### PROBLEM TO WORK ON
I'd like the entries repeated exactly, without their pictures.

Source records
[Start of Attachment]
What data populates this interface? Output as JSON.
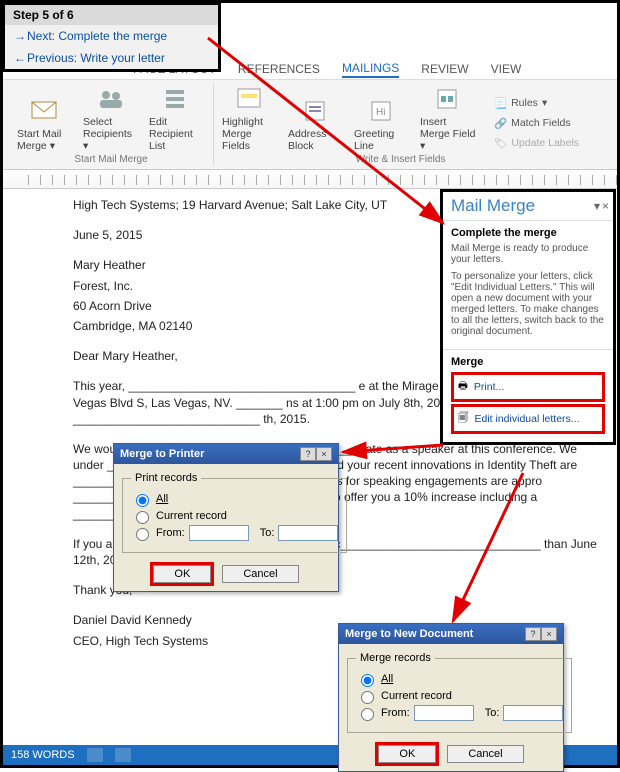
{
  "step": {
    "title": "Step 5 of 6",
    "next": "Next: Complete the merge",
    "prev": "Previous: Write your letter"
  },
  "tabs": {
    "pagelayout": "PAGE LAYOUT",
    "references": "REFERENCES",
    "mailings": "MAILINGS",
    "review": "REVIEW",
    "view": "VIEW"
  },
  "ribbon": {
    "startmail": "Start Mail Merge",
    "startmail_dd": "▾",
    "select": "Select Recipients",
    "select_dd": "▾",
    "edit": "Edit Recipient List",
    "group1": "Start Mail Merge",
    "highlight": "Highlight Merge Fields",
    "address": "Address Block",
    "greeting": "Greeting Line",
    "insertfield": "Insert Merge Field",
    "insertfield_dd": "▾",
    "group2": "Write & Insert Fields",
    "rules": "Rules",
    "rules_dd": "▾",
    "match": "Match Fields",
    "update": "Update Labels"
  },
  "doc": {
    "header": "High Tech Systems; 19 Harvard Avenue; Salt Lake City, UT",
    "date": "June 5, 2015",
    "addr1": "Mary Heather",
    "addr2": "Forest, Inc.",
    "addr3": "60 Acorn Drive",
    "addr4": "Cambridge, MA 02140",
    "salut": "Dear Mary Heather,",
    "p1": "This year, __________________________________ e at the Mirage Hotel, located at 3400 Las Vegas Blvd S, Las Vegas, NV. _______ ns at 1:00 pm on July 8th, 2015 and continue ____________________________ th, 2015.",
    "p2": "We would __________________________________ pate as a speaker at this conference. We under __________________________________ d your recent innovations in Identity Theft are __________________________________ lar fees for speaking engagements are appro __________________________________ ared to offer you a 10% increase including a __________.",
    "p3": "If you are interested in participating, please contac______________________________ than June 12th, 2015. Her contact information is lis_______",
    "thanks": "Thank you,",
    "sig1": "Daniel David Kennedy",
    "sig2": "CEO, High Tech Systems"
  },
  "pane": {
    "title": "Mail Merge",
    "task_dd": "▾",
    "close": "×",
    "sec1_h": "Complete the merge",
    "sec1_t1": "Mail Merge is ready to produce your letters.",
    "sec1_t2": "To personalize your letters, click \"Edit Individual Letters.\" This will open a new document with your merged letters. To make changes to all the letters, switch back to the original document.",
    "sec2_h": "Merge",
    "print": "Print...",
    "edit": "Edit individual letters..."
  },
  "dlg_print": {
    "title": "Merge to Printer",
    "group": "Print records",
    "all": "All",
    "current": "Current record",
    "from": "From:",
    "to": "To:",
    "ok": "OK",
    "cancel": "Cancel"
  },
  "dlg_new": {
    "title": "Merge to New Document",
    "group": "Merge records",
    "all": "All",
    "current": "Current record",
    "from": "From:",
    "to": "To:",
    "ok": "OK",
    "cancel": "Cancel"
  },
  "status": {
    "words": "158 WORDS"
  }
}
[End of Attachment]
### TASK ANSWER
What data populates this interface? Output as JSON.
{
  "step": {
    "title": "Step 5 of 6",
    "next": "Next: Complete the merge",
    "prev": "Previous: Write your letter"
  },
  "tabs": {
    "pagelayout": "PAGE LAYOUT",
    "references": "REFERENCES",
    "mailings": "MAILINGS",
    "review": "REVIEW",
    "view": "VIEW"
  },
  "ribbon": {
    "startmail": "Start Mail Merge",
    "startmail_dd": "▾",
    "select": "Select Recipients",
    "select_dd": "▾",
    "edit": "Edit Recipient List",
    "group1": "Start Mail Merge",
    "highlight": "Highlight Merge Fields",
    "address": "Address Block",
    "greeting": "Greeting Line",
    "insertfield": "Insert Merge Field",
    "insertfield_dd": "▾",
    "group2": "Write & Insert Fields",
    "rules": "Rules",
    "rules_dd": "▾",
    "match": "Match Fields",
    "update": "Update Labels"
  },
  "doc": {
    "header": "High Tech Systems; 19 Harvard Avenue; Salt Lake City, UT",
    "date": "June 5, 2015",
    "addr1": "Mary Heather",
    "addr2": "Forest, Inc.",
    "addr3": "60 Acorn Drive",
    "addr4": "Cambridge, MA 02140",
    "salut": "Dear Mary Heather,",
    "p1": "This year, __________________________________ e at the Mirage Hotel, located at 3400 Las Vegas Blvd S, Las Vegas, NV. _______ ns at 1:00 pm on July 8th, 2015 and continue ____________________________ th, 2015.",
    "p2": "We would __________________________________ pate as a speaker at this conference. We under __________________________________ d your recent innovations in Identity Theft are __________________________________ lar fees for speaking engagements are appro __________________________________ ared to offer you a 10% increase including a __________.",
    "p3": "If you are interested in participating, please contac______________________________ than June 12th, 2015. Her contact information is lis_______",
    "thanks": "Thank you,",
    "sig1": "Daniel David Kennedy",
    "sig2": "CEO, High Tech Systems"
  },
  "pane": {
    "title": "Mail Merge",
    "task_dd": "▾",
    "close": "×",
    "sec1_h": "Complete the merge",
    "sec1_t1": "Mail Merge is ready to produce your letters.",
    "sec1_t2": "To personalize your letters, click \"Edit Individual Letters.\" This will open a new document with your merged letters. To make changes to all the letters, switch back to the original document.",
    "sec2_h": "Merge",
    "print": "Print...",
    "edit": "Edit individual letters..."
  },
  "dlg_print": {
    "title": "Merge to Printer",
    "group": "Print records",
    "all": "All",
    "current": "Current record",
    "from": "From:",
    "to": "To:",
    "ok": "OK",
    "cancel": "Cancel"
  },
  "dlg_new": {
    "title": "Merge to New Document",
    "group": "Merge records",
    "all": "All",
    "current": "Current record",
    "from": "From:",
    "to": "To:",
    "ok": "OK",
    "cancel": "Cancel"
  },
  "status": {
    "words": "158 WORDS"
  }
}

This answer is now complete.